The first part of the success lies in hiring for curiosity. Curious people naturally strive to learn and improve; they are excited by learning new facts and are often catalysts for change. They Google, research, experiment with new things and love to read. We all know that one person who always has questions at the end of the meeting. Some of us may find it annoying, but chances are, he or she is curious, so we need to take advantage of their talent.
The second part is about inspiring curiosity so it becomes contagious, and setting up the process and tools for enabling curiosity. One way to do this is to help travel agents create context driven, empathy questions.
Let’s say you want to learn more about the family who just returned from an annual vacation you booked. You have the context – vacation. Instead of asking your client directly the typical “how was your vacation” question; I would suggest asking their permission to speak to one of the children and ask them: “what did you like the most about your vacation.” Let’s say the child says ‘the pool,” this is where “extreme empathy” comes in and you follow up with the sub question “why was this pool so cool?” The child tells you “because I was allowed to jump in.”
And voila, you just uncovered that, most likely, the reason parents have chosen a certain hotel is because their kids like to jump in the pool. You will know that next time before you suggest a hotel for this family, you should check the hotel’s pool policy. And for hoteliers, what an insight – do we know how many guests we lose because their kids can’t jump to the pool due to our policy?
So far I have not had a chance to meet a customer insight database that can tell you this.
Do you have any ideas about how agents too can “observe” the luxury traveler’s experience?
We have an opportunity to open our horizons and define what constitutes “observations.”
We think of “observations” as the action of observing someone to gain information, usually in a traditional way. In hospitality we would relate this statement to observing the customers in the lobby, a restaurant, or observing their arrival process at the front door. Such observations are uncomfortable for many and take long time to gain a valuable insight. Unfortunately this is not something travel agents will ever be able to do; neither would this be the best use of their time.
However, “observations” have come a long way in recent years; we just haven’t connected the dots.
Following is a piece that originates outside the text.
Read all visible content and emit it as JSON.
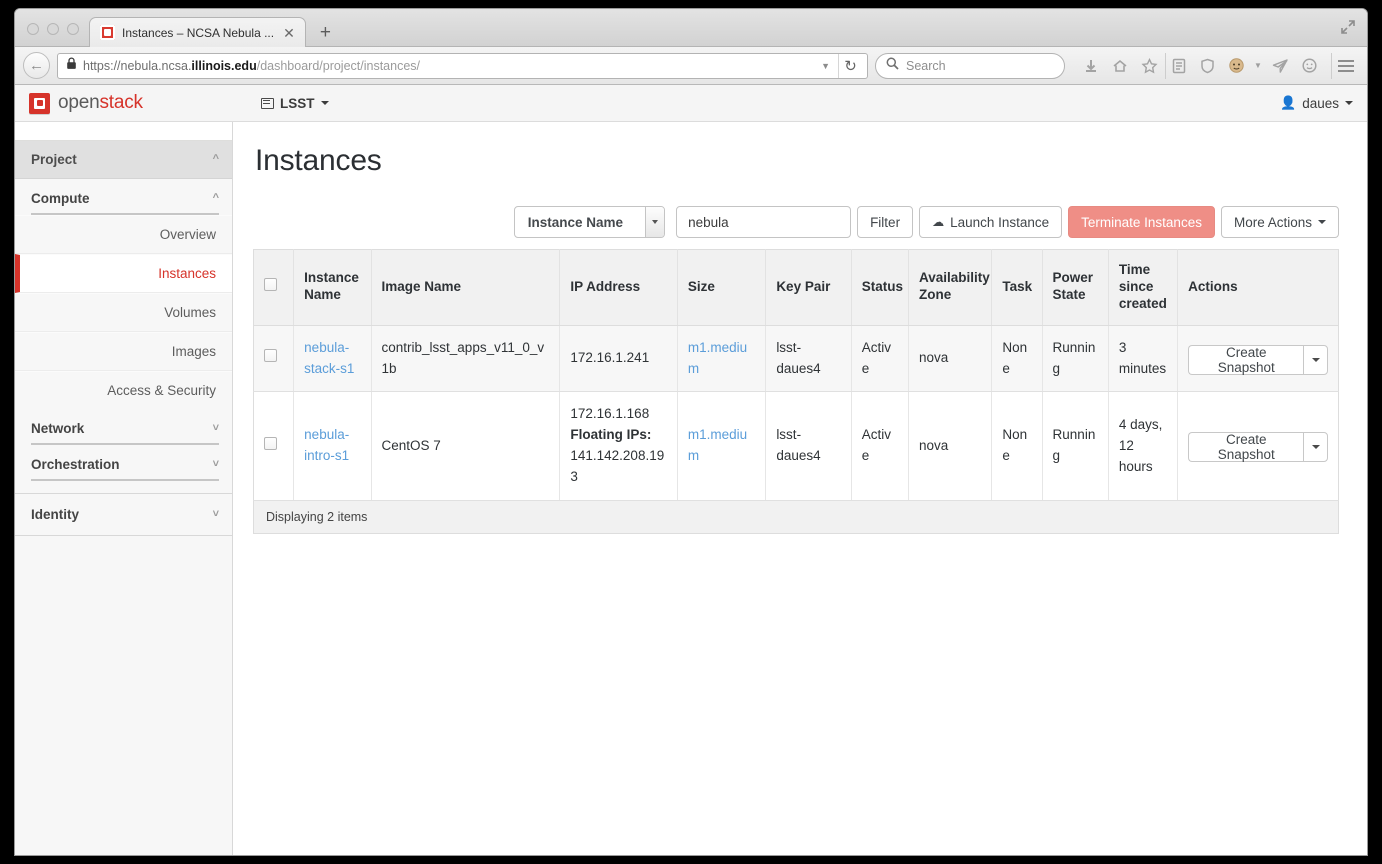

This is where I would bring in technology as an enabler. Technology redefined observations into “the ability to notice significant details”.
For instance, how many “significant details” can you observe through social media? Chances are that your clients are on social media. If they are not, their partners are or their kids or whoever they are travelling with are. Travel and food are the most popular subjects on social media. So why limit ourselves to the physical lobbies and restaurants when our clients are inviting us into their digital lobby and restaurant on their Instagram page?
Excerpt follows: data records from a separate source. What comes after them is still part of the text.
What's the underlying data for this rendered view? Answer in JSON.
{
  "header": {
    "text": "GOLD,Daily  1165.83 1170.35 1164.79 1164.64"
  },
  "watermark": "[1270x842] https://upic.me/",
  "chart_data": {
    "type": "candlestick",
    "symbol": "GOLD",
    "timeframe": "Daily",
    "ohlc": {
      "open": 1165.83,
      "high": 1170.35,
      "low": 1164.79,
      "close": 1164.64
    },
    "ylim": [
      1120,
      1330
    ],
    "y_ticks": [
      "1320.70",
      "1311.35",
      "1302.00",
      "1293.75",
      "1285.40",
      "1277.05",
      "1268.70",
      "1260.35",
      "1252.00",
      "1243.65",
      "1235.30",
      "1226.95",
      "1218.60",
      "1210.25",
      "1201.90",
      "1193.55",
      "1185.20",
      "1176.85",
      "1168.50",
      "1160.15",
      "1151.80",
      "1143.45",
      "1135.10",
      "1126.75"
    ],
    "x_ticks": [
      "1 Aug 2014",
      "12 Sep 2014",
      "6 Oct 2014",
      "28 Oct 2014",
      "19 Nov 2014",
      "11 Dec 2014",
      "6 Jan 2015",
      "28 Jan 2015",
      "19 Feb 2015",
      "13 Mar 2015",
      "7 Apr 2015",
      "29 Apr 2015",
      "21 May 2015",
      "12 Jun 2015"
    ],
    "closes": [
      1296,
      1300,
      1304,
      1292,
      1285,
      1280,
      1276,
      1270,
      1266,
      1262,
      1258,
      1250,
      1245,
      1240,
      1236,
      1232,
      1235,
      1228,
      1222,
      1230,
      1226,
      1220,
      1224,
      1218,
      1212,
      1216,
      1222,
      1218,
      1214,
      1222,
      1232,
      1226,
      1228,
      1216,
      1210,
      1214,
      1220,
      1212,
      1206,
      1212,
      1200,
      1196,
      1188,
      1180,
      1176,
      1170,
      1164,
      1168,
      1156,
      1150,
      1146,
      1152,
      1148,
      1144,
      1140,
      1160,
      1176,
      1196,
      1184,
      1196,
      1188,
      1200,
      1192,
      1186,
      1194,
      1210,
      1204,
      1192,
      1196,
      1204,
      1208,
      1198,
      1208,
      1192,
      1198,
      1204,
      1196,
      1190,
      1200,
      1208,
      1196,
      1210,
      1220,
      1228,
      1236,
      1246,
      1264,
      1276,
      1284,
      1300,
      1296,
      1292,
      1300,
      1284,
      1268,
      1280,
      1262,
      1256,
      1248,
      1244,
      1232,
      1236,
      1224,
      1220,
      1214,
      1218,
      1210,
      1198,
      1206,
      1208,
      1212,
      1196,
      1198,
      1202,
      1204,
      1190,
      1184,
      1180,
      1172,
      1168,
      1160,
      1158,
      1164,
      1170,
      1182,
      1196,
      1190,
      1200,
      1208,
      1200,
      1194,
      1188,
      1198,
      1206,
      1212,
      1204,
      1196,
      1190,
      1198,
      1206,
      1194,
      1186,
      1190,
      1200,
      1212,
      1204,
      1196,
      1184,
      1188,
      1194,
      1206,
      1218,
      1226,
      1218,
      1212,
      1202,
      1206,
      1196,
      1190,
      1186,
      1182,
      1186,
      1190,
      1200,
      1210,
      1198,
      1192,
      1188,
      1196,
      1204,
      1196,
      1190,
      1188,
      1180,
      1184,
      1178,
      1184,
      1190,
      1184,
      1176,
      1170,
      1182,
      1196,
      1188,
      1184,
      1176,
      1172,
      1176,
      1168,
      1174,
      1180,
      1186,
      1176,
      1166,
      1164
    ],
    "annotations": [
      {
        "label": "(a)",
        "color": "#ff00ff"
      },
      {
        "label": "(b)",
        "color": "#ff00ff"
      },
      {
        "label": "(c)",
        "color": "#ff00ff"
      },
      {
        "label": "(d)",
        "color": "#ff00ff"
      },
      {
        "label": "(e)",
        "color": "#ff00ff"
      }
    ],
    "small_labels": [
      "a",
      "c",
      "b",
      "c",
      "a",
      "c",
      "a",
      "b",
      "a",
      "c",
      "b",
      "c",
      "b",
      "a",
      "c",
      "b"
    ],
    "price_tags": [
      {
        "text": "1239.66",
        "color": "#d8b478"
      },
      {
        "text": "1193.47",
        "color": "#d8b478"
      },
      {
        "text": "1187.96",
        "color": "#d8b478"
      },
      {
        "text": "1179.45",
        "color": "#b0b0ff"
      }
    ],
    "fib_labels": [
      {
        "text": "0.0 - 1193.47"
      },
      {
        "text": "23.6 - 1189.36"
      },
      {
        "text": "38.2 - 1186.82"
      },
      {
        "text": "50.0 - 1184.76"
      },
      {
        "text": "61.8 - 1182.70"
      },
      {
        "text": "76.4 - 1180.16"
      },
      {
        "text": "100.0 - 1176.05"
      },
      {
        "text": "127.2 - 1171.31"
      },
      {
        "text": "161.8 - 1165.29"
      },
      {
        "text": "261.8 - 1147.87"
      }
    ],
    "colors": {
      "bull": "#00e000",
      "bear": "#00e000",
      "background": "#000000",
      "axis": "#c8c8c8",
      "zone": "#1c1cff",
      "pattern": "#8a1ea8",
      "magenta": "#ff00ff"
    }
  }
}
Alternatively, even if your clients don’t use social media, the hotel they are staying at most likely does. Nothing prevents you from looking at a hotel’s Instagram page. Notice the beautiful holiday decorations and remind your clients “not to miss the opportunity to take a photo in front of the gingerbread house.” You can take it a step further and use a hotel’s geographical location on Instagram to see what other guests are posting – if you notice beautiful pictures of a popular dish, you can suggest to your client that “the dover sole is a must have”.
Only curiosity and human insight can connect digital and physical world, but technology certainly helps!
Ana Brant serves as director of global guest experience and innovation for the London-based Dorchester Collection, having previously served as the quality manager for The New York Palace and the area director of quality for The Beverly Hills Hotel and Hotel Bel-Air. Brant started her career with The Ritz-Carlton Hotel Company. Brant’s public speaking engagements have included the Harvard University Graduate School, the Malcolm Baldrige Awards Recipient Conference, and the 2014 Cornell Hospitality Research Summit. She’s on twitter at @AnaMaritaBrant.